About half of the new cars produced for the American market between Sept. 1, 2017 and Aug. 31, 2018 left the factory fitted with an automatic emergency braking system. When the IIHS collected similar data in 2017, the only about a third of new cars built had the potentially life-saving tech. About 2.2 million of the 2.5 million cars Toyota built during the study period had automatic emergency braking, making it the largest producer of cars with the technology. Nissan came in second by fitting about 1.1 million of the 1.4 million cars it built with automatic emergency braking.
Jaguar Land Rover didn't build a single vehicle for the U.S. market with automatic emergency braking during the study period, although nearly two thirds of the British automaker's 2019 models now come standard with the tech. Anchoring the bottom of the list are Mitsubishi, Ford/Lincoln, and Porsche, all of which built fewer than 10 percent of their cars with the tech during the study period.
Far more 2019 vehicles now come with automatic emergency braking as standard than before, according to information compiled for the IIHS by Consumer Reports. Every 2019 Volvo and Tesla bound for an American buyer has the tech fitted, while more than 80 percent of 2019 Toyota/Lexus, Mercedes-Benz, Audi, and BMW models have the feature.
Fiat Chrysler Automobiles, General Motors, and Mitsubishi lag the industry by not making the gear standard equipment on any 2019 model.
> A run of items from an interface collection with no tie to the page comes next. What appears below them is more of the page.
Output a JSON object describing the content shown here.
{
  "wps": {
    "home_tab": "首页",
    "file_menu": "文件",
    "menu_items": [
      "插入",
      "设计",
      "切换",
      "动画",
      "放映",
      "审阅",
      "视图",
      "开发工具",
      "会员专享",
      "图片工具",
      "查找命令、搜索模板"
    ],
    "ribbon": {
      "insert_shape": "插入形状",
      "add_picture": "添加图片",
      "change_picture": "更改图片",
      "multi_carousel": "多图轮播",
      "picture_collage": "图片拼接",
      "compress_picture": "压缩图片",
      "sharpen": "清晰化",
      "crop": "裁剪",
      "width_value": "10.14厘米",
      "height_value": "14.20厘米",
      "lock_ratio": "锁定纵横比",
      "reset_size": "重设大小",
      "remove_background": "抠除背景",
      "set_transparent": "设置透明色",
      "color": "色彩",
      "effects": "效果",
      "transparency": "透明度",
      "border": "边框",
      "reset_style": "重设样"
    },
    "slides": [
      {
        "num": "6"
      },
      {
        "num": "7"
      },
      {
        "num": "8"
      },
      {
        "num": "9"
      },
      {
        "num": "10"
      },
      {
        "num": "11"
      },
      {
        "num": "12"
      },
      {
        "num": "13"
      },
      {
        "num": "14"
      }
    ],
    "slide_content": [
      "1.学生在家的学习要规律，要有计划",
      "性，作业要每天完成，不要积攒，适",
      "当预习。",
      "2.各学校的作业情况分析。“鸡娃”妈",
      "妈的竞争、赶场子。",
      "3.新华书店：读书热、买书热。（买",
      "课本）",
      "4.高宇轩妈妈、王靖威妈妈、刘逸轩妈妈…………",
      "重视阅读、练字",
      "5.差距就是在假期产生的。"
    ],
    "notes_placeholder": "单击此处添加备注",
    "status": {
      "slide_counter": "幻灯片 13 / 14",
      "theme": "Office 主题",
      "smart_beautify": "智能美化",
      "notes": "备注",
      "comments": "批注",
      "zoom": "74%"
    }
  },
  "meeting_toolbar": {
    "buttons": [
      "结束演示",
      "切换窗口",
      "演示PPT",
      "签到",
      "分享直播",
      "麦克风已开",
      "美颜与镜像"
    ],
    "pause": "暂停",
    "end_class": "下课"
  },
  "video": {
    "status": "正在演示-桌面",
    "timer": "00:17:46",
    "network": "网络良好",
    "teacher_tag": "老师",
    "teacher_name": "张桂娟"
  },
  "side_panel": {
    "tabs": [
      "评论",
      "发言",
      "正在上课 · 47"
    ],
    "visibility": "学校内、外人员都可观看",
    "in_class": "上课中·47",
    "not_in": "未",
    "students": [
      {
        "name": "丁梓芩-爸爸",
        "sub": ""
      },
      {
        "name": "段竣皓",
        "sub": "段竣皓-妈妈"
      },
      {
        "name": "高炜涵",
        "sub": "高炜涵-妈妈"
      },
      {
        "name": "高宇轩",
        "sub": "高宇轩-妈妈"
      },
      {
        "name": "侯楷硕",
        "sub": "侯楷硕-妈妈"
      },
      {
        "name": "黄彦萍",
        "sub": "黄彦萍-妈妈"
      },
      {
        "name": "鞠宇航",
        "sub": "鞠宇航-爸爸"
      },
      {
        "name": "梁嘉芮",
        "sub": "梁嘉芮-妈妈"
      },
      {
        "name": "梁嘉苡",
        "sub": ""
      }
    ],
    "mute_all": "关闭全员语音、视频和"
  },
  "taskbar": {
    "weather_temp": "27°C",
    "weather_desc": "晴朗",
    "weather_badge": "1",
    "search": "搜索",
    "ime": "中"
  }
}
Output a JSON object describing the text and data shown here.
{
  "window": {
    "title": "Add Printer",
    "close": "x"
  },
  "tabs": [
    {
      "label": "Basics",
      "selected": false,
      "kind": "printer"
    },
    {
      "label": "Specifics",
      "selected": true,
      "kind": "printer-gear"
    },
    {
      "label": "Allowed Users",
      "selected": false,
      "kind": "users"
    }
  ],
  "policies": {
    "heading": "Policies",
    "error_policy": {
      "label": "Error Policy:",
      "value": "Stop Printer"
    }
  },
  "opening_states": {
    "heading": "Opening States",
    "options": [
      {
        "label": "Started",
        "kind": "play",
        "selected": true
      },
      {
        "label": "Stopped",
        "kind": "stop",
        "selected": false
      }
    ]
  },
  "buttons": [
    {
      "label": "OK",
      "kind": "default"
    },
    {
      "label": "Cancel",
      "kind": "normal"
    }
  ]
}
The 20 major automakers that agreed to make the system standard on every car by 2022 will cover 99 percent of the new cars sold in the U.S.